Ecologically, it’s a great plant to harvest around here.  We have a lot of its favorite habitat–woodland and grassland edges, near water, as well as wide, deep ditches–and, in those spots, it’s incredibly abundant.  Carrot/parsley family plants tend to produce huge numbers of seeds; in areas where we’ve harvested pretty heavily for years, the cow parsnip population has only grown, probably because of seed bed that will most likely last for decades, and maybe because of all the garlic mustard we’ve removed from the patches every season.  removal we’ve done every season.

I can’t wait for this spring’s first cow parsnip!  Like so many wild plants, there’s nothing really to compare with it at any grocery store or farmers’ market, at least in this country.  If you don’t learn it this April and May, look for it later, when its Herculean stature becomes its best identifying feature, and take a nibble of this wonderful plant.

Stinging Nettle

Urtica dioica. It’s a wonderful food plant, easy to gather in large quantities. It’s delicious, with a deep green flavor that reminds me a little of seaweed. Nettle is a nutritional powerhouse, famously higher in iron than just about any plant food, boasting a good deal of protein and a suite of beneficial micronutrients. It’s been employed medicinally by European types for ages.  I’ve had multiple friends who’d gone through many medications for severe seasonal allergies, and daily drinking of nettle tea has been a boon to them.  If you can take the sting, it also helps with arthritis and muscle pain when you rub it on the sore area.  I’ve recently heard a lot more about nettle seeds as good medicine to support adrenal functioning. Along with a handful of other plants, nettle seems very good at holding back waves of garlic mustard. That’s a personal observation, and I’m curious about its broad accuracy–but, in any case, this old import (wood nettle is our native species) seems to have naturalized here beautifully.
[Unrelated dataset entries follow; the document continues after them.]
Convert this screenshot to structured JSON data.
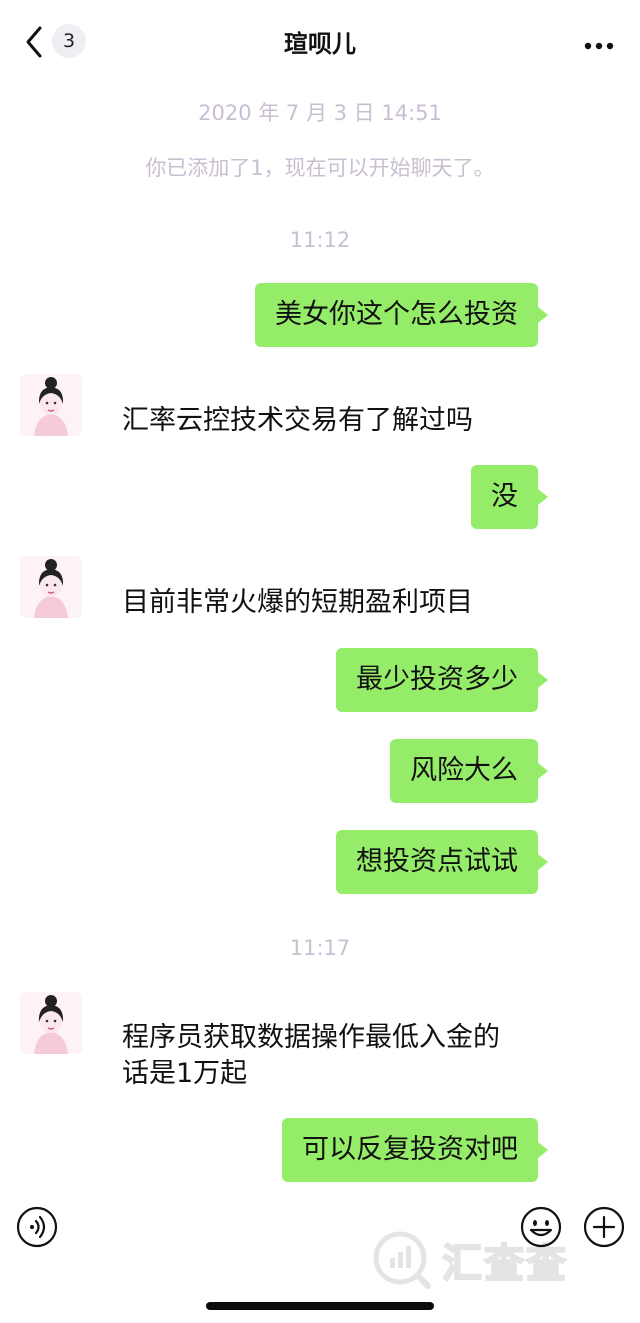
{
  "header": {
    "title": "瑄呗儿",
    "unread_count": "3"
  },
  "chat": {
    "time_added": "2020 年 7 月 3 日 14:51",
    "added_note": "你已添加了1，现在可以开始聊天了。",
    "time_1": "11:12",
    "time_2": "11:17",
    "messages": [
      {
        "side": "right",
        "text": "美女你这个怎么投资"
      },
      {
        "side": "left",
        "text": "汇率云控技术交易有了解过吗"
      },
      {
        "side": "right",
        "text": "没"
      },
      {
        "side": "left",
        "text": "目前非常火爆的短期盈利项目"
      },
      {
        "side": "right",
        "text": "最少投资多少"
      },
      {
        "side": "right",
        "text": "风险大么"
      },
      {
        "side": "right",
        "text": "想投资点试试"
      },
      {
        "side": "left",
        "text": "程序员获取数据操作最低入金的话是1万起"
      },
      {
        "side": "right",
        "text": "可以反复投资对吧"
      }
    ]
  },
  "bottom": {
    "watermark": "汇查查"
  },
  "icons": {
    "back": "chevron-left-icon",
    "more": "more-dots-icon",
    "voice": "voice-icon",
    "emoji": "emoji-icon",
    "plus": "plus-icon"
  },
  "colors": {
    "outgoing_bubble": "#95ec69",
    "system_text": "#c9bfd1"
  }
}
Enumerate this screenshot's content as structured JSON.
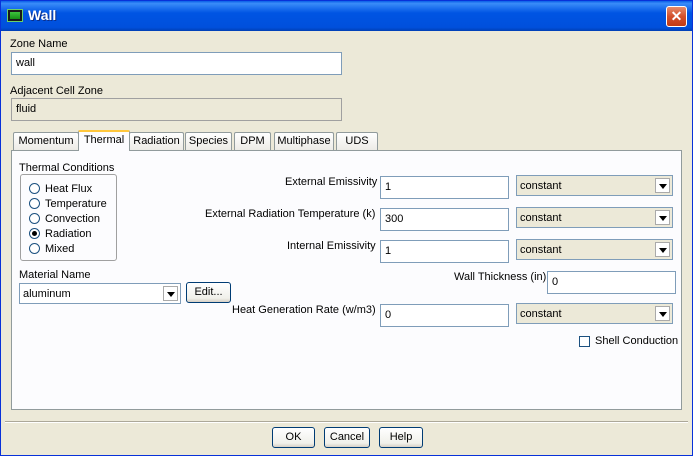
{
  "window": {
    "title": "Wall"
  },
  "zone_name": {
    "label": "Zone Name",
    "value": "wall"
  },
  "adjacent_cell_zone": {
    "label": "Adjacent Cell Zone",
    "value": "fluid"
  },
  "tabs": [
    {
      "label": "Momentum"
    },
    {
      "label": "Thermal"
    },
    {
      "label": "Radiation"
    },
    {
      "label": "Species"
    },
    {
      "label": "DPM"
    },
    {
      "label": "Multiphase"
    },
    {
      "label": "UDS"
    }
  ],
  "active_tab": "Thermal",
  "thermal": {
    "conditions_label": "Thermal Conditions",
    "conditions": [
      {
        "label": "Heat Flux",
        "selected": false
      },
      {
        "label": "Temperature",
        "selected": false
      },
      {
        "label": "Convection",
        "selected": false
      },
      {
        "label": "Radiation",
        "selected": true
      },
      {
        "label": "Mixed",
        "selected": false
      }
    ],
    "material_label": "Material Name",
    "material_value": "aluminum",
    "edit_label": "Edit...",
    "external_emissivity": {
      "label": "External Emissivity",
      "value": "1",
      "method": "constant"
    },
    "external_radiation_temperature": {
      "label": "External Radiation Temperature (k)",
      "value": "300",
      "method": "constant"
    },
    "internal_emissivity": {
      "label": "Internal Emissivity",
      "value": "1",
      "method": "constant"
    },
    "wall_thickness": {
      "label": "Wall Thickness (in)",
      "value": "0"
    },
    "heat_generation_rate": {
      "label": "Heat Generation Rate (w/m3)",
      "value": "0",
      "method": "constant"
    },
    "shell_conduction": {
      "label": "Shell Conduction",
      "checked": false
    }
  },
  "buttons": {
    "ok": "OK",
    "cancel": "Cancel",
    "help": "Help"
  }
}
In any case, I’m supposed to be primarily making a post on how to cook this plant.  When they’re only a few inches high, you can eat stinging nettles raw, if you’re bold.  I don’t do it much.  I tend to pan-fry them (no chopping necessary) in olive oil or bacon fat, sprinkling it with a little water and a little salt. They’re even better with ramps or garlic greens.  Young nettles make a great soup; blend them in stock with cream.  I’ll update this post sometime with a recipe for nettle malfatti, an Italian dumpling that knocks my socks off.

The main things to know are that nettles are better than spinach, and that frying, blending, blanching and drying for tea all dismantle the stingers.  Any recipe is likely to start with a 30-second dunk in boiling water.
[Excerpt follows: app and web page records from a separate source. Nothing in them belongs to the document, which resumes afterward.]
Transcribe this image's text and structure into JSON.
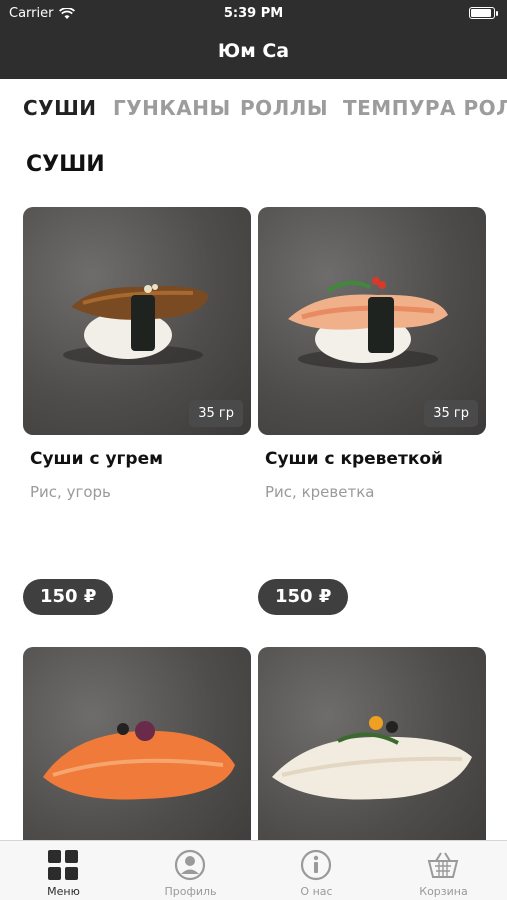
{
  "status_bar": {
    "carrier": "Carrier",
    "time": "5:39 PM"
  },
  "header": {
    "title": "Юм Са"
  },
  "categories": [
    {
      "label": "СУШИ",
      "active": true
    },
    {
      "label": "ГУНКАНЫ",
      "active": false
    },
    {
      "label": "РОЛЛЫ",
      "active": false
    },
    {
      "label": "ТЕМПУРА РОЛЛЫ",
      "active": false
    }
  ],
  "section": {
    "title": "СУШИ"
  },
  "products": [
    {
      "name": "Суши с угрем",
      "description": "Рис, угорь",
      "weight": "35 гр",
      "price": "150 ₽"
    },
    {
      "name": "Суши с креветкой",
      "description": "Рис, креветка",
      "weight": "35 гр",
      "price": "150 ₽"
    },
    {
      "name": "",
      "description": "",
      "weight": "",
      "price": ""
    },
    {
      "name": "",
      "description": "",
      "weight": "",
      "price": ""
    }
  ],
  "tabbar": [
    {
      "label": "Меню",
      "icon": "menu-grid-icon",
      "active": true
    },
    {
      "label": "Профиль",
      "icon": "profile-icon",
      "active": false
    },
    {
      "label": "О нас",
      "icon": "info-icon",
      "active": false
    },
    {
      "label": "Корзина",
      "icon": "basket-icon",
      "active": false
    }
  ],
  "colors": {
    "header": "#2e2e2e",
    "price_pill": "#3f3f3f",
    "active_text": "#222222",
    "inactive_text": "#9c9c9c"
  }
}
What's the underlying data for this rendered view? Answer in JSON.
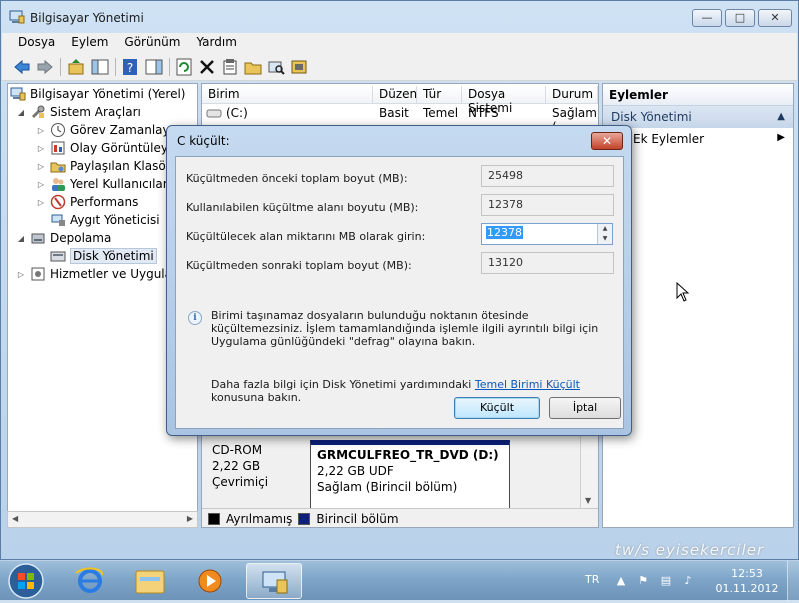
{
  "window": {
    "title": "Bilgisayar Yönetimi",
    "controls": {
      "minimize": "—",
      "maximize": "□",
      "close": "✕"
    }
  },
  "menu": [
    "Dosya",
    "Eylem",
    "Görünüm",
    "Yardım"
  ],
  "tree": {
    "items": [
      {
        "label": "Bilgisayar Yönetimi (Yerel)"
      },
      {
        "label": "Sistem Araçları"
      },
      {
        "label": "Görev Zamanlayıcı"
      },
      {
        "label": "Olay Görüntüleyici"
      },
      {
        "label": "Paylaşılan Klasörler"
      },
      {
        "label": "Yerel Kullanıcılar ve"
      },
      {
        "label": "Performans"
      },
      {
        "label": "Aygıt Yöneticisi"
      },
      {
        "label": "Depolama"
      },
      {
        "label": "Disk Yönetimi"
      },
      {
        "label": "Hizmetler ve Uygulam"
      }
    ]
  },
  "volumes": {
    "headers": [
      "Birim",
      "Düzen",
      "Tür",
      "Dosya Sistemi",
      "Durum"
    ],
    "rows": [
      {
        "birim": "(C:)",
        "duzen": "Basit",
        "tur": "Temel",
        "fs": "NTFS",
        "durum": "Sağlam ("
      }
    ]
  },
  "disk": {
    "label_line1": "CD-ROM",
    "label_line2": "2,22 GB",
    "label_line3": "Çevrimiçi",
    "volume_name": "GRMCULFREO_TR_DVD  (D:)",
    "volume_size": "2,22 GB UDF",
    "volume_status": "Sağlam (Birincil bölüm)"
  },
  "legend": {
    "unallocated": "Ayrılmamış",
    "primary": "Birincil bölüm",
    "unallocated_color": "#000000",
    "primary_color": "#0c1f7a"
  },
  "actions": {
    "header": "Eylemler",
    "section": "Disk Yönetimi",
    "more": "Ek Eylemler"
  },
  "dialog": {
    "title": "C küçült:",
    "close": "✕",
    "fields": [
      {
        "label": "Küçültmeden önceki toplam boyut (MB):",
        "value": "25498"
      },
      {
        "label": "Kullanılabilen küçültme alanı boyutu (MB):",
        "value": "12378"
      },
      {
        "label": "Küçültülecek alan miktarını MB olarak girin:",
        "value": "12378"
      },
      {
        "label": "Küçültmeden sonraki toplam boyut (MB):",
        "value": "13120"
      }
    ],
    "info": "Birimi taşınamaz dosyaların bulunduğu noktanın ötesinde küçültemezsiniz. İşlem tamamlandığında işlemle ilgili ayrıntılı bilgi için Uygulama günlüğündeki \"defrag\" olayına bakın.",
    "more_prefix": "Daha fazla bilgi için Disk Yönetimi yardımındaki ",
    "more_link": "Temel Birimi Küçült",
    "more_suffix": " konusuna bakın.",
    "ok": "Küçült",
    "cancel": "İptal"
  },
  "taskbar": {
    "lang": "TR",
    "time": "12:53",
    "date": "01.11.2012"
  },
  "watermark": "tw/s  eyisekerciler"
}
More soon!

Sochan (cutleaf coneflower)

sochan1Rudbeckia lacinata is a prolific plant in prairie areas, especially near lakes and marshes, all around the Madison area.  Sochan has been an important food plant for the Cherokee in particular, and, once you get to know it, it’s easy to see why.  Young sochan shoots are delicious raw, and even better prepared simply, gently cooked in olive oil or bacon fat with a tiny amount of garlic and a little salt.  The flavor reminds me of green beans, but better, with a hint of the slight pepperiness (it’s not the right word–I’m searching for a good description) characteristic of its other edible cousins in the Aster family.

Each plant provides plenty of tender leaves, and cutleaf coneflower tends to grow in large clusters.  Later in its life cycle the leaves change shape and get pretty large, and cutting off the flower heads in the summer will bring on a fresh, secondary crop of leaves.  The larger and later leaves have a more pronounced “aster” flavor, and require more chopping and longer cooking, but they’re still delicious, and at this stage provide a lot more bulk.

In the spring, look for last year’s distinctive dried stalks and their seedheads.  If you get to know the plant later in its season one year, it becomes easy to recognize it at the beginning of the next season.  Sochan is great in soups and quiches, with eggs, or as a side dish on its own.  It’s a mild but flavorful wild green, well worth introducing to your diet.

For more on sochan, check out the Forager Chef’s site, and–as he’ll recommend–Samuel Thayer’s extensive account in his unsurpassed Incredible Wild Edibles.